Task prompt :: All lines with the word "screenshot" must be pulled from the entries below.

[Saved data entries]

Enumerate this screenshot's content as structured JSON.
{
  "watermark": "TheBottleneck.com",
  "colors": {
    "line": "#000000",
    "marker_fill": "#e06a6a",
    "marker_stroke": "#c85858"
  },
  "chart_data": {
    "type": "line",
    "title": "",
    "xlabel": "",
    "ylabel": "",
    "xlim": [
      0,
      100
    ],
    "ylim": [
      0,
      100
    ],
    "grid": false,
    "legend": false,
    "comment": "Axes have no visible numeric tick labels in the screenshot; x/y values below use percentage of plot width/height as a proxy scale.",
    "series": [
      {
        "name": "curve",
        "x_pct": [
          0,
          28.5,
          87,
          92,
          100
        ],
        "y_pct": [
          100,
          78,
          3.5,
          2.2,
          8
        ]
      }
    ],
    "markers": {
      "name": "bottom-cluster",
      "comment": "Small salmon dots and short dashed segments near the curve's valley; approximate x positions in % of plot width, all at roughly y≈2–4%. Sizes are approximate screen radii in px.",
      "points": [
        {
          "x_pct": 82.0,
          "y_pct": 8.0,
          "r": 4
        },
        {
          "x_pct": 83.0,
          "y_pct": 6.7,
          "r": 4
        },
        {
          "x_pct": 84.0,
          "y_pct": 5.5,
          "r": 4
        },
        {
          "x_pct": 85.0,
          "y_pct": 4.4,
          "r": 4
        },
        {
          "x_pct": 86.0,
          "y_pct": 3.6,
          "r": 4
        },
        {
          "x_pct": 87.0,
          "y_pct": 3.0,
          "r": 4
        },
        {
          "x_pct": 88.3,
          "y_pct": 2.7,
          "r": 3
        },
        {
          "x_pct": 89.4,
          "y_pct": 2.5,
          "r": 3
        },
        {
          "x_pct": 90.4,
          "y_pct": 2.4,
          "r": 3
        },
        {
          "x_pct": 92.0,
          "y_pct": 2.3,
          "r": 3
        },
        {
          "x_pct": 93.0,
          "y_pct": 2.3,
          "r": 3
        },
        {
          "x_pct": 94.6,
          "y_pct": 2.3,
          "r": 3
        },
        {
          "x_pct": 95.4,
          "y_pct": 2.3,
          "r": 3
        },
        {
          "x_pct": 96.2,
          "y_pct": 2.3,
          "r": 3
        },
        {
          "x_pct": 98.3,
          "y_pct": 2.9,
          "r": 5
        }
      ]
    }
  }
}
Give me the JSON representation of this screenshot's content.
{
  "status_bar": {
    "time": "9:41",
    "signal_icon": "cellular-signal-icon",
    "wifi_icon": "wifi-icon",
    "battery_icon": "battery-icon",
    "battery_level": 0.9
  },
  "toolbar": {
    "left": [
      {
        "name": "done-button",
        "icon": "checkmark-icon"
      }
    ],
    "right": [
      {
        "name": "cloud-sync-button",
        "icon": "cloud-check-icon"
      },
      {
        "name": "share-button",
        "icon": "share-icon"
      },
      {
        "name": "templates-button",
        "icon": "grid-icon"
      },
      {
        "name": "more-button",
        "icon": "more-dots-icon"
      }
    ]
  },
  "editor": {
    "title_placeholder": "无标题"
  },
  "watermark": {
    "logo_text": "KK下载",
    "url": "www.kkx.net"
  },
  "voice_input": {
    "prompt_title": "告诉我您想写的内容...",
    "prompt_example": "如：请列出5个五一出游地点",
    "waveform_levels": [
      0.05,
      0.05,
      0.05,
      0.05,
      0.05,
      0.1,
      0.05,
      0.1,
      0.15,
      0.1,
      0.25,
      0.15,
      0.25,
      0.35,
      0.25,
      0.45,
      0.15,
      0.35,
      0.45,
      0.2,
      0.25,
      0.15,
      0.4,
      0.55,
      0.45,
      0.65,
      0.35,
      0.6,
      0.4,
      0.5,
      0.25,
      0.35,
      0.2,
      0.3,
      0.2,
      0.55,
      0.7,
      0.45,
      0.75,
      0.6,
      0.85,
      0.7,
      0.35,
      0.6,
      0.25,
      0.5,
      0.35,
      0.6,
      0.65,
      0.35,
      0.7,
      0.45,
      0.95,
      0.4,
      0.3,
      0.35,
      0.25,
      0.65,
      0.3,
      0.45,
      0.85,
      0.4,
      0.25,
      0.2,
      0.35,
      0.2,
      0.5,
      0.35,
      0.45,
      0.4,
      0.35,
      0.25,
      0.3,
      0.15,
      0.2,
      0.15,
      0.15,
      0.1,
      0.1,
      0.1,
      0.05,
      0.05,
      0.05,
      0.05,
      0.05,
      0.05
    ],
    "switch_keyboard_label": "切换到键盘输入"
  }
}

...

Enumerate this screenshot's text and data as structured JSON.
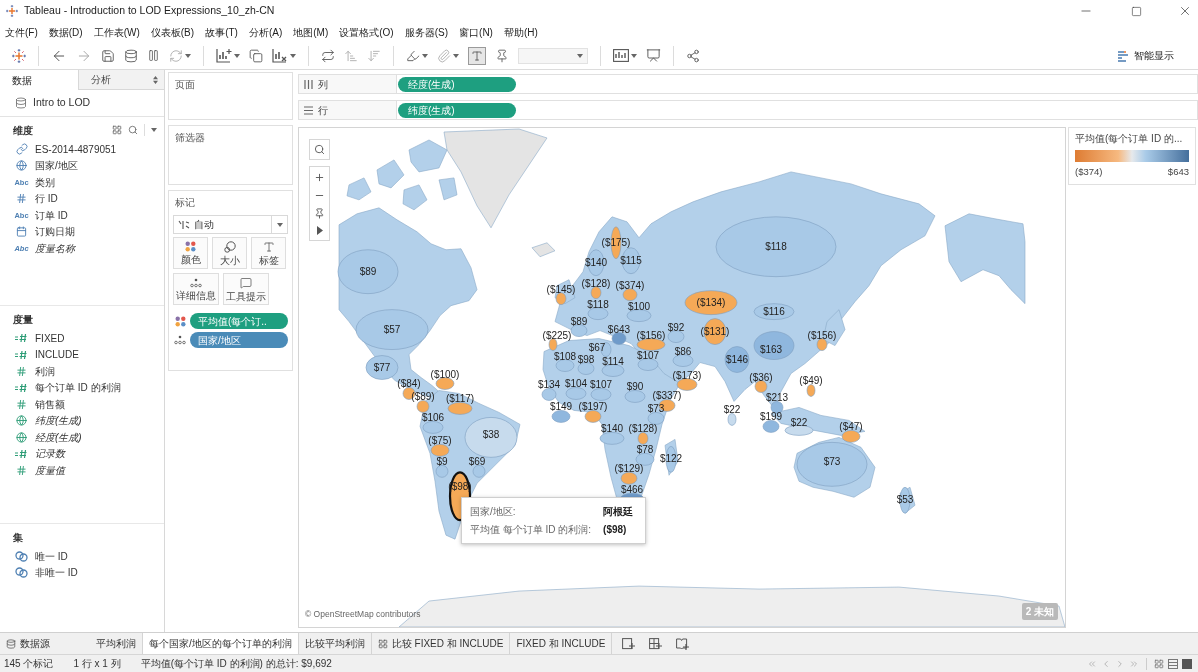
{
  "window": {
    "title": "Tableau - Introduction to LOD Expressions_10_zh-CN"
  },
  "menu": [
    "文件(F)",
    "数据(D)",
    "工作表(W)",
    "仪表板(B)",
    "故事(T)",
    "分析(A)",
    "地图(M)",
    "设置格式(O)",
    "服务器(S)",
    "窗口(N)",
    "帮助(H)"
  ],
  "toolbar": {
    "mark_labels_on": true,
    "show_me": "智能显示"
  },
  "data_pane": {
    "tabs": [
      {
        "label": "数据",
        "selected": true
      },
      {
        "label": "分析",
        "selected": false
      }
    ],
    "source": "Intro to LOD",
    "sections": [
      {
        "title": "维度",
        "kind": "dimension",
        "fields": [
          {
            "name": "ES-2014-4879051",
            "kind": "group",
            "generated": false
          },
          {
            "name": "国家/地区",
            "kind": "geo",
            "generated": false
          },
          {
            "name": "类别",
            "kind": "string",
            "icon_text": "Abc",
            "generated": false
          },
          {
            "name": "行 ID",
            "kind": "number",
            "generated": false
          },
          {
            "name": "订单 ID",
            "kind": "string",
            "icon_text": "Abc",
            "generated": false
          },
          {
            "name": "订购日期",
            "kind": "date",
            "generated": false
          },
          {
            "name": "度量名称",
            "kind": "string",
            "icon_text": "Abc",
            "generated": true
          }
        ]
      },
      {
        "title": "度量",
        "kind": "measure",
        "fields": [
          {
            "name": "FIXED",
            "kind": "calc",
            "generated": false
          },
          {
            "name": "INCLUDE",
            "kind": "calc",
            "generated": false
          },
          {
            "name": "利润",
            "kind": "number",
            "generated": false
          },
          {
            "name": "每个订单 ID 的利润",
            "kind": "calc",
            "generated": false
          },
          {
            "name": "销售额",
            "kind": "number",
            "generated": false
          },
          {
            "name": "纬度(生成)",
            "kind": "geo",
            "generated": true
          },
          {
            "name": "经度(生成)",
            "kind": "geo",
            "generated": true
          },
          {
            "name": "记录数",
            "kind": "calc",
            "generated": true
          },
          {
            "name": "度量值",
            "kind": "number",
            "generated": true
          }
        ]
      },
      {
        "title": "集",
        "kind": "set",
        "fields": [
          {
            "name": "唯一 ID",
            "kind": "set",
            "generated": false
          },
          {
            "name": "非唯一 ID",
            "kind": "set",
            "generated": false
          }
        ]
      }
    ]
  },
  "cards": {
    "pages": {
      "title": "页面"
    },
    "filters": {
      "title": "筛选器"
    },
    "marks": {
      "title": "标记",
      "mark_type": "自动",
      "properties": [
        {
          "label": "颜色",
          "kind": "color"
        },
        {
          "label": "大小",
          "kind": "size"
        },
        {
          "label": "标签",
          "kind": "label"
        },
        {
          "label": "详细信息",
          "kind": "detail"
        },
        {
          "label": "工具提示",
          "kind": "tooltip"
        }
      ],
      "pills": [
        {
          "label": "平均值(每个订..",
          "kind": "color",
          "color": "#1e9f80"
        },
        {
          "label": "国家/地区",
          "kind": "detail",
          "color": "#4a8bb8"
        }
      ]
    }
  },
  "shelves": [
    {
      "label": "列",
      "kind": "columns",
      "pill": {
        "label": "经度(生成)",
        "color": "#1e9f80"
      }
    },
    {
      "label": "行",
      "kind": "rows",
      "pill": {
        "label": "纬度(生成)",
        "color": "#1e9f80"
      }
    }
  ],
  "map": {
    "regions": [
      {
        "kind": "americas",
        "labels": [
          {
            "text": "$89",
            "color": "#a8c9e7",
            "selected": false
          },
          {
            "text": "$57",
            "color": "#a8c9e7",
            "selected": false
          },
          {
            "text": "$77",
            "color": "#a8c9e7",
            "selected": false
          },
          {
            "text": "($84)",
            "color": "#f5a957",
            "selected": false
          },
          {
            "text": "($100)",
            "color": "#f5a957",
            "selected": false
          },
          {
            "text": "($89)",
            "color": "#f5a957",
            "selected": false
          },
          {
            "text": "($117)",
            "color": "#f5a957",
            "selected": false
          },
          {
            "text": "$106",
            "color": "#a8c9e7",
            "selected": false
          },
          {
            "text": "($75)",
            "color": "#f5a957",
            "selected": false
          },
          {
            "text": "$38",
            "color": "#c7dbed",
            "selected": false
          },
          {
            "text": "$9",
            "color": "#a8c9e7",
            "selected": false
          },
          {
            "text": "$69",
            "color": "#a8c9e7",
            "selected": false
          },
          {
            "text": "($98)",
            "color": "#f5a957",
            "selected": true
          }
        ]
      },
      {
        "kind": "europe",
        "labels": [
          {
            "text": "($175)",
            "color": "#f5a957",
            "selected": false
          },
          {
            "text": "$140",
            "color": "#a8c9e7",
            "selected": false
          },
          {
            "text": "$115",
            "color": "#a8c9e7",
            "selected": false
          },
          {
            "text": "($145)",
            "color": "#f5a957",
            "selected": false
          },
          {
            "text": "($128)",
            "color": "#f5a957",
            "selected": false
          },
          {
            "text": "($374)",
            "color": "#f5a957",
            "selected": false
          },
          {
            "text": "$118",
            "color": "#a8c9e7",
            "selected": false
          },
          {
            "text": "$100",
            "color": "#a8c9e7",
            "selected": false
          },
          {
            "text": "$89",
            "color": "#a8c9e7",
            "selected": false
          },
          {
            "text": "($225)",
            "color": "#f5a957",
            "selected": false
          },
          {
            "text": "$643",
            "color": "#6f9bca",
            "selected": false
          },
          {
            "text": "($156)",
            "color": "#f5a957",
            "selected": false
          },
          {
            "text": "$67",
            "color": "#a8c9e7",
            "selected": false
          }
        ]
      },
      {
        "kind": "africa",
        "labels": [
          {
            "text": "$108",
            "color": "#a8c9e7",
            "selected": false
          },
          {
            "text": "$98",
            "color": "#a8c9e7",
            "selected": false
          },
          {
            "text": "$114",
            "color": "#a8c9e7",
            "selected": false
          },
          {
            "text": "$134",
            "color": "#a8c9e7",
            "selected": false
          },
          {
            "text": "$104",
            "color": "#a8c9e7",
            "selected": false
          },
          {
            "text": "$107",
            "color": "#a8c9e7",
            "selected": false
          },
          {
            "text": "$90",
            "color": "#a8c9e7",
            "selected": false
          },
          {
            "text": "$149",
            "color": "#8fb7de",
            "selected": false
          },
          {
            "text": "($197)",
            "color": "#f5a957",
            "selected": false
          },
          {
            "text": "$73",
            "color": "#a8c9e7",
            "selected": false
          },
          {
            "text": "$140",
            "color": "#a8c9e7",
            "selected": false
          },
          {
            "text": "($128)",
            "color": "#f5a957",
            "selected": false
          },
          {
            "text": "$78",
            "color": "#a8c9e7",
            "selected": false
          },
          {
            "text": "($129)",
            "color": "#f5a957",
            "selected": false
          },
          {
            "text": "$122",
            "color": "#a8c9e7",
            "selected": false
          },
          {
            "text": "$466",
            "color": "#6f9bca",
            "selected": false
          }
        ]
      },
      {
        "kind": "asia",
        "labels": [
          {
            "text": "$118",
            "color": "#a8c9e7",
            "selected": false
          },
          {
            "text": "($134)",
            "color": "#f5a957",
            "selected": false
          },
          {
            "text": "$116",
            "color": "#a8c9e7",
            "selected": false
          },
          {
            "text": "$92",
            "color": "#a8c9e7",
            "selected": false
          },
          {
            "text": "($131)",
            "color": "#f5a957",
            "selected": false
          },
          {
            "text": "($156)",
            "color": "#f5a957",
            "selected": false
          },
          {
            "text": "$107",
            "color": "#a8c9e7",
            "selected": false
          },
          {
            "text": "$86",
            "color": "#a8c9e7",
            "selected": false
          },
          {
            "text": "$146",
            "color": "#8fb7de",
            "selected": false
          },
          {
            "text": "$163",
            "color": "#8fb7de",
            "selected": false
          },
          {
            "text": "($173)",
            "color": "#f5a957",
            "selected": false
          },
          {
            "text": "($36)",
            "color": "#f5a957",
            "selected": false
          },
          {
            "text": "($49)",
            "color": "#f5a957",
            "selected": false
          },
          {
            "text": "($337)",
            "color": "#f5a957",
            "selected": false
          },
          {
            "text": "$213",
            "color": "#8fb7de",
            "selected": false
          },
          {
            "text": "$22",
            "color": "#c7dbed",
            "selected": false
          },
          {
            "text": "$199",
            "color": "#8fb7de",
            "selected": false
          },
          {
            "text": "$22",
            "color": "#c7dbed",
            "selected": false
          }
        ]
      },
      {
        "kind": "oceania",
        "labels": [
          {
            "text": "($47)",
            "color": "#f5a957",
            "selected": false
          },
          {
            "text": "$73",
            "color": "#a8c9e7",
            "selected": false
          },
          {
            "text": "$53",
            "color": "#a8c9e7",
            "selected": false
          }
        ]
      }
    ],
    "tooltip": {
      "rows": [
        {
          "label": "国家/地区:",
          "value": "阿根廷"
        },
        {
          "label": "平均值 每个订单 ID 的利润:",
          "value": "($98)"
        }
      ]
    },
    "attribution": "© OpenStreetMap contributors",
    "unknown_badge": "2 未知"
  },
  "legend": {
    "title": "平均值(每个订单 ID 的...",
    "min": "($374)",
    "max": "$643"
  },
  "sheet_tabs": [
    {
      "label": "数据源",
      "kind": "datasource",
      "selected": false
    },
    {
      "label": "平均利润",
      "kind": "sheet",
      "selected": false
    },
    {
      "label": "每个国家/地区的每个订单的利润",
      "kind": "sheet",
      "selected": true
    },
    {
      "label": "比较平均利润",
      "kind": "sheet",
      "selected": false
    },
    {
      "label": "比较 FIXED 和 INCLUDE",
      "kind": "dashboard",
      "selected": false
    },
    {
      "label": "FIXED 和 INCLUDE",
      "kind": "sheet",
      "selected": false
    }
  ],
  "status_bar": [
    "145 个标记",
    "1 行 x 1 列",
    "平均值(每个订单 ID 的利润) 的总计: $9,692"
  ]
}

Answer below ::
Enumerate this screenshot's content as structured JSON.
    "comment": "Axes have no visible numeric tick labels in the screenshot; x/y values below use percentage of plot width/height as a proxy scale.",
Give me the JSON representation of this screenshot's content.
Enumerate this screenshot's text and data as structured JSON.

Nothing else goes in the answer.